* _What is expected_: Say how many lines in the entries hold the word "name", and reply with that number only.

* _Record extracts_:
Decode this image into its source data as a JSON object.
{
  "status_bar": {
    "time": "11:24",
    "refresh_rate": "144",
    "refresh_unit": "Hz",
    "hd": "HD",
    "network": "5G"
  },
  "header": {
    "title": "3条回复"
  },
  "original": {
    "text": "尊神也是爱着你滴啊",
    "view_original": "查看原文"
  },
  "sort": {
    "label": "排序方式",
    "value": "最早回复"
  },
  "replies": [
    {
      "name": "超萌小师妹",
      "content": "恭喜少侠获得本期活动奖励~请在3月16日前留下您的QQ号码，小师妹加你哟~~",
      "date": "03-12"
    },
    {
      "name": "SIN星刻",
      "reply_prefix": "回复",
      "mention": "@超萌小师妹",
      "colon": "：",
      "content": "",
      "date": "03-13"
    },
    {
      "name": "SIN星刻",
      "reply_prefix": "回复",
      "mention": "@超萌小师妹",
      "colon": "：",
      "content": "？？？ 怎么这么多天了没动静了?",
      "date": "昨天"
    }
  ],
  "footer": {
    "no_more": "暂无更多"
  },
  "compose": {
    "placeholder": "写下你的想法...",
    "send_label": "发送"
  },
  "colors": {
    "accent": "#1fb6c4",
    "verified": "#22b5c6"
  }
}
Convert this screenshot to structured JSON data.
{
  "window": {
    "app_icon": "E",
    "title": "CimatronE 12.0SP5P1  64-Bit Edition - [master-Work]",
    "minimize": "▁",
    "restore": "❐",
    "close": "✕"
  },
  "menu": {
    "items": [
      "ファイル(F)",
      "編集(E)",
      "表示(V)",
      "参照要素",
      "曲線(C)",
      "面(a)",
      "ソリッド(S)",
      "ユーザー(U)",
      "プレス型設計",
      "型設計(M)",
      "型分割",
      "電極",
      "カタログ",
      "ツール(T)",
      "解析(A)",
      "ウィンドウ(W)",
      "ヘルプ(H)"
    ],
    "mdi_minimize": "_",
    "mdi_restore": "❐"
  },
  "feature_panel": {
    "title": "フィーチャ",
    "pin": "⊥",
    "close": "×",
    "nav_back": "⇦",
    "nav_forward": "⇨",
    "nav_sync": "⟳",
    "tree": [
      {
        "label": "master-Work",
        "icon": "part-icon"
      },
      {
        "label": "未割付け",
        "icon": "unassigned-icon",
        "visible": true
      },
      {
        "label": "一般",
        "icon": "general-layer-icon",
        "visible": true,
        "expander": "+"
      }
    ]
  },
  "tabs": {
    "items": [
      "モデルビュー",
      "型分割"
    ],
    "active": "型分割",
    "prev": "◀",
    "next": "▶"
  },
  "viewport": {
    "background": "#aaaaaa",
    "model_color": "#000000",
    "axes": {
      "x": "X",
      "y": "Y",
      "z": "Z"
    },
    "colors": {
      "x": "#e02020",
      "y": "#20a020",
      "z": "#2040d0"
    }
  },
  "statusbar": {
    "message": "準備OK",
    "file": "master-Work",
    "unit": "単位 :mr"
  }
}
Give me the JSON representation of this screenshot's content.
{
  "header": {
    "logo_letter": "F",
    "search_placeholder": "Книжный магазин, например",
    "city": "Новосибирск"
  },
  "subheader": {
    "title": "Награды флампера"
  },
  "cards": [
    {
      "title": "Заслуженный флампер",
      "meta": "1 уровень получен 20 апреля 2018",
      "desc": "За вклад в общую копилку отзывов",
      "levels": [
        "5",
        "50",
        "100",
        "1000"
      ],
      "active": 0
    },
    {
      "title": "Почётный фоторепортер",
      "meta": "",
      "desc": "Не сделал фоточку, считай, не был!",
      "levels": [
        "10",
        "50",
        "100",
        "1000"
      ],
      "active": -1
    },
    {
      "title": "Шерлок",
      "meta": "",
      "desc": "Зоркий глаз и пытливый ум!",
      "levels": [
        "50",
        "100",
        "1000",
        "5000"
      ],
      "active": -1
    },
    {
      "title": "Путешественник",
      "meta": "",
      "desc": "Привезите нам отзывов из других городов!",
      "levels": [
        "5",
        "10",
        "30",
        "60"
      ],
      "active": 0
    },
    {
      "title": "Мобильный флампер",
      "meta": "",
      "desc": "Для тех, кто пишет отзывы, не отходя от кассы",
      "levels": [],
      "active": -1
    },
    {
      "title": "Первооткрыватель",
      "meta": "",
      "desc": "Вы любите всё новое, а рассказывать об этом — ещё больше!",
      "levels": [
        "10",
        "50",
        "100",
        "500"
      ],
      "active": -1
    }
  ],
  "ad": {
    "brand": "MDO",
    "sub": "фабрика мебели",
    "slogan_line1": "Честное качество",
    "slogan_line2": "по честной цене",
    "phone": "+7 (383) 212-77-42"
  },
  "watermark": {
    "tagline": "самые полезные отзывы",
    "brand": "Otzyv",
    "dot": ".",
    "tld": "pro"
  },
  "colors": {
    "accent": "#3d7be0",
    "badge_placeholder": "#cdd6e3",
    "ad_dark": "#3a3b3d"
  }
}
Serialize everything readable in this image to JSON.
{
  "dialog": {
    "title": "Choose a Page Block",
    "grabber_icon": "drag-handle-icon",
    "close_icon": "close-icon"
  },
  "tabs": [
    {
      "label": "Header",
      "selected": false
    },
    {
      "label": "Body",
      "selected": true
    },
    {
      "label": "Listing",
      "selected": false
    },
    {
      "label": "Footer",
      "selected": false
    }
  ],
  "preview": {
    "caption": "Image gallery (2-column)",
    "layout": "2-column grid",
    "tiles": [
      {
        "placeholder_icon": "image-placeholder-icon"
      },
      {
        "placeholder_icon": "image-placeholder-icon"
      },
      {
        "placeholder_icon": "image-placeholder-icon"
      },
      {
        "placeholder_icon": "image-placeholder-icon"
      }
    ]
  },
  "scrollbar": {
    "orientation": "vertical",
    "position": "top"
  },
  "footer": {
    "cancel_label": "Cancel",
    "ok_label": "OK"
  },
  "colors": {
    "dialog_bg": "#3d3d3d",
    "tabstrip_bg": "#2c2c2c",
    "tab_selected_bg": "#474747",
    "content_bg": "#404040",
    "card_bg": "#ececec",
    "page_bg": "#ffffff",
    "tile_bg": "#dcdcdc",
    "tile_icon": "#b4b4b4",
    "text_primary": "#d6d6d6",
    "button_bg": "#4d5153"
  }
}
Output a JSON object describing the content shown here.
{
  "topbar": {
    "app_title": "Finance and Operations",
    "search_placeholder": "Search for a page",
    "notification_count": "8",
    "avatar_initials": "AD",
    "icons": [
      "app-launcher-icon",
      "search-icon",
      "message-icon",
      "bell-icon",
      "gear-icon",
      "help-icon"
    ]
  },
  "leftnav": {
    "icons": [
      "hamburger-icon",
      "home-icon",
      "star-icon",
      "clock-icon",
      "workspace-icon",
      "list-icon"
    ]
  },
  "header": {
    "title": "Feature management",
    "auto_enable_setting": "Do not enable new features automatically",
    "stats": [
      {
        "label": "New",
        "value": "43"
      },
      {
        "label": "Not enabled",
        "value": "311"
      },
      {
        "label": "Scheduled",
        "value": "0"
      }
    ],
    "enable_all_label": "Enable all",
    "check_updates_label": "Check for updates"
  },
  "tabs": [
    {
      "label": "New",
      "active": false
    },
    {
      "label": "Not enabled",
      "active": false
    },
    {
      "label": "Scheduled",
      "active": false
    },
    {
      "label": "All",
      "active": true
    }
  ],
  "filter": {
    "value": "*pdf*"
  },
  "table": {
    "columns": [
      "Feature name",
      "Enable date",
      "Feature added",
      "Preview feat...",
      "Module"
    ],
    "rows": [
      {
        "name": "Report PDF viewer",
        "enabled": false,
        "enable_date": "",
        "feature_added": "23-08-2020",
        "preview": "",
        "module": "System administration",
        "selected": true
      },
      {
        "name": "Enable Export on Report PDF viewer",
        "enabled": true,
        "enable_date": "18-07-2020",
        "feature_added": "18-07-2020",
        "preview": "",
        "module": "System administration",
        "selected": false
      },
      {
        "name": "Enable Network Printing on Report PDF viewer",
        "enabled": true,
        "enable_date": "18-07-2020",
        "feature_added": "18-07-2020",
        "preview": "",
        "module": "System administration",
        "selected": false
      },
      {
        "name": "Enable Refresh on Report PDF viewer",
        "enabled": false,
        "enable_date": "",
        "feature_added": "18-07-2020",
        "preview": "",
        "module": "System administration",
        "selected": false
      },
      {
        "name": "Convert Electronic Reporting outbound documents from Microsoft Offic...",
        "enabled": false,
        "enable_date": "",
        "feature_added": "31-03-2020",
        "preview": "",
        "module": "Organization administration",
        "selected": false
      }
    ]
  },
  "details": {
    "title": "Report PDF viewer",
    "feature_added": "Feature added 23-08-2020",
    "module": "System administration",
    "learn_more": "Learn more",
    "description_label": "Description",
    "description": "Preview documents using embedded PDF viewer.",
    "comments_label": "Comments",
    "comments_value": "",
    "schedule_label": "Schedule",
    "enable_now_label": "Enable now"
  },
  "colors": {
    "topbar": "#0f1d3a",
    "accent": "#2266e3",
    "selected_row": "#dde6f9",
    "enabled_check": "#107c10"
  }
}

* _Exercise output_: 9